International Space Station Alpha, Orbiting Around Earth —On April 23, Space Station Alpha got a permanent crane—the Canadian-built Canadarm2, or "Big Arm."
Built by MacDonald Dettwiler Space and Advanced Robotics (MD Robotics; Brampton, Ontario, Canada), the 57-ft, 9-inch crane replaces the Little Arm, a 50-ft, 3-inch crane carried back and forth aboard each Space Shuttle.
Until now, Space Station Alpha has had to rely on the Little Arm--shown here aboard the Space Shuttle--for spacewalking robotics.
The new arm has two hands and seven joints, with freedom of motion at its shoulder, elbow, and wrist, allowing it to "walk" completely around the outside of the Space Station like an inchworm. With a body made of high-strength aluminum, stainless steel, and graphite epoxy, it has no trouble supporting its own 3,618-lb mass in zero-gravity space, and is designed to lift as much as 255,000 lbs mass.
In coming years, the billion-dollar Big Arm will attach the station's solar wings and airlock. And a 2003 Shuttle flight will bring the arm's "fingers," allowing it to catch passing satellites.
PTC will offer a virtual desktop environment for its Creo product design applications, potentially freeing engineers to run them from remote desktops on a variety of operating systems and mobile devices.
For industrial control applications, or even a simple assembly line, that machine can go almost 24/7 without a break. But what happens when the task is a little more complex?
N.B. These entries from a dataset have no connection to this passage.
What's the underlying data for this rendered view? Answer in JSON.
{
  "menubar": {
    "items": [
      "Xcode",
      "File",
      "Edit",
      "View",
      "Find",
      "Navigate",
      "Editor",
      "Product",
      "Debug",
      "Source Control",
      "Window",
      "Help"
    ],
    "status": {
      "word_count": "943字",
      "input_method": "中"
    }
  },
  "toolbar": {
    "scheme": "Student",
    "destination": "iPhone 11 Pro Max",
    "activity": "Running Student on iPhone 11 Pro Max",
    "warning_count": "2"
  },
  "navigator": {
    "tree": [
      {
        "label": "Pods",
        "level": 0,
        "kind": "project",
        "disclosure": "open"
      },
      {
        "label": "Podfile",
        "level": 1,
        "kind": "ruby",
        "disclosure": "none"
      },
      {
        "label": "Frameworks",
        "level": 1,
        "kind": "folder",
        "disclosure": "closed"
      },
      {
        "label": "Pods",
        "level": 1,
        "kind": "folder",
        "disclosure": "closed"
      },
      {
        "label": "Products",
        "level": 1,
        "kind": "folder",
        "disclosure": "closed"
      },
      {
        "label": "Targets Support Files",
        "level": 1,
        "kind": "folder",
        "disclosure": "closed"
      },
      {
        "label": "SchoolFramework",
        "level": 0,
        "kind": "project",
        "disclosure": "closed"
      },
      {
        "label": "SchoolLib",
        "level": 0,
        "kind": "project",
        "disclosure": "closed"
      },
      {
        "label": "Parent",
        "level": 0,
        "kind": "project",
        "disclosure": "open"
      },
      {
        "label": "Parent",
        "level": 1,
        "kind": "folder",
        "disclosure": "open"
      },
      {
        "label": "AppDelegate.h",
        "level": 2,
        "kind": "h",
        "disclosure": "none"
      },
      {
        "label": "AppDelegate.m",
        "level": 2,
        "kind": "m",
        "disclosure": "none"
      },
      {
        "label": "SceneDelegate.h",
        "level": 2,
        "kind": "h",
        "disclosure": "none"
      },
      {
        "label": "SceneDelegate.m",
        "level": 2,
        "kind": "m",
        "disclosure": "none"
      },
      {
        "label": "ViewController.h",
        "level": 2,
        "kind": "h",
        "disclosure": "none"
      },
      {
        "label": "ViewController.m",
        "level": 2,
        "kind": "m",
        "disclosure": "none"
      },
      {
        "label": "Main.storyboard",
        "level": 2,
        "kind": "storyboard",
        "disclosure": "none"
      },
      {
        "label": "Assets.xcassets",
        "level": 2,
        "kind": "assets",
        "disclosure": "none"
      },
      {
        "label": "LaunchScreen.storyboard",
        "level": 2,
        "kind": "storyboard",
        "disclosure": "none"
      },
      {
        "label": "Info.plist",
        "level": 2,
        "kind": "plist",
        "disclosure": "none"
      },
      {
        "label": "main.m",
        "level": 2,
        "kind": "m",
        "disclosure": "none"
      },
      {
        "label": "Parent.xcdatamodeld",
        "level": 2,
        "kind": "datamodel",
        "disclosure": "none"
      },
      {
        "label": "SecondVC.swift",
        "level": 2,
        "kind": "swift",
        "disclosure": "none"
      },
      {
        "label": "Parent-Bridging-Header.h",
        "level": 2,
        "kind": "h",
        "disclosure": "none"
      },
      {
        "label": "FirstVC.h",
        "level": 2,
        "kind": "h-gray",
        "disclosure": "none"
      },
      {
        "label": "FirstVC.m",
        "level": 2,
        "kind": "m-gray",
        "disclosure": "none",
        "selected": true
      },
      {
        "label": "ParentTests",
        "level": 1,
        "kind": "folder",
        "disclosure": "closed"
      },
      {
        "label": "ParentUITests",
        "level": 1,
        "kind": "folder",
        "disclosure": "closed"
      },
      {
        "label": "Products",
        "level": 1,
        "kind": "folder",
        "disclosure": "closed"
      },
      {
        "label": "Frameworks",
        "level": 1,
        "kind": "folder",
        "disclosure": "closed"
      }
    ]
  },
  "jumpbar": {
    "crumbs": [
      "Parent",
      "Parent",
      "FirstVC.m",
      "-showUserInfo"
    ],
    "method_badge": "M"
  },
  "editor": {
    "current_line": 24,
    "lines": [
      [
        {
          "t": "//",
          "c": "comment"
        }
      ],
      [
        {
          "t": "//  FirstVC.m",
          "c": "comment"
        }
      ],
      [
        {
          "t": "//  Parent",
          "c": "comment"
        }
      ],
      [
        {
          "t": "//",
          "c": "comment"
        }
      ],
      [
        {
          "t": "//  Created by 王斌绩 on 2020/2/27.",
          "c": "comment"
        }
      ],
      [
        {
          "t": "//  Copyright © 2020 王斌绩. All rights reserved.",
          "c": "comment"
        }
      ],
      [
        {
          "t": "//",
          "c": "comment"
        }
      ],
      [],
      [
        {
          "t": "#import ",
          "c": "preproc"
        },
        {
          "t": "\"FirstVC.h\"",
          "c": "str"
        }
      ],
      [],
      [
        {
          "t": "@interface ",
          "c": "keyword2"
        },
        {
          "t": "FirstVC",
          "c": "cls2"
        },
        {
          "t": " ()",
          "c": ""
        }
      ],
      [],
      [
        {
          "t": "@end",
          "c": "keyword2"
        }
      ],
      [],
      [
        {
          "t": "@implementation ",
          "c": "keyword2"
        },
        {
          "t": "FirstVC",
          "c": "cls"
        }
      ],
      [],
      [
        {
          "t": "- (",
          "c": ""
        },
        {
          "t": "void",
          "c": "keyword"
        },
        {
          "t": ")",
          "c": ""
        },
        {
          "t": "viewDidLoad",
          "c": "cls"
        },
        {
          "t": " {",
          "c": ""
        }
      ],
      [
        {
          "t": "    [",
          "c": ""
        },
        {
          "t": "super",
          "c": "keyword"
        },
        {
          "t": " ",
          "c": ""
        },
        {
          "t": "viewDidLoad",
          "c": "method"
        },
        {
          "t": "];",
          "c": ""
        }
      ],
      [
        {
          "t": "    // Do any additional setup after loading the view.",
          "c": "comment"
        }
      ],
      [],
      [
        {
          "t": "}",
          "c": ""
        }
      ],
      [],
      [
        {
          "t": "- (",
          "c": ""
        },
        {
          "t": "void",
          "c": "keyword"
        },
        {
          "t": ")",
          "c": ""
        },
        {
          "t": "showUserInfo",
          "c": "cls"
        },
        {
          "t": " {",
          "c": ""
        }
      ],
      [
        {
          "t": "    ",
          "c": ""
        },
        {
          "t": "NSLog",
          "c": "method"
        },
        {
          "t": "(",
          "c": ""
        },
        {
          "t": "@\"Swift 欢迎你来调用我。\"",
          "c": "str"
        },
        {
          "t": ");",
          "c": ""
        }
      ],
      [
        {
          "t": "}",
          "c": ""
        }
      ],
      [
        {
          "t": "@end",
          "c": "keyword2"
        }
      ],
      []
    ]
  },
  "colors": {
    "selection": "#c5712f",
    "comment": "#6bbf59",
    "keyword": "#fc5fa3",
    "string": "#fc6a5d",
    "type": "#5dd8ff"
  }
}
That’s where the “smart” machine would come in. The smart machine is one that has some simple (or complex in some cases) processing capability to be able to adapt to changing conditions. Such machines are suited for a host of applications, including automotive, aerospace, defense, medical, computers and electronics, telecommunications, consumer goods, and so on. This radio show will show what’s possible with smart machines, and what tradeoffs need to be made to implement such a solution.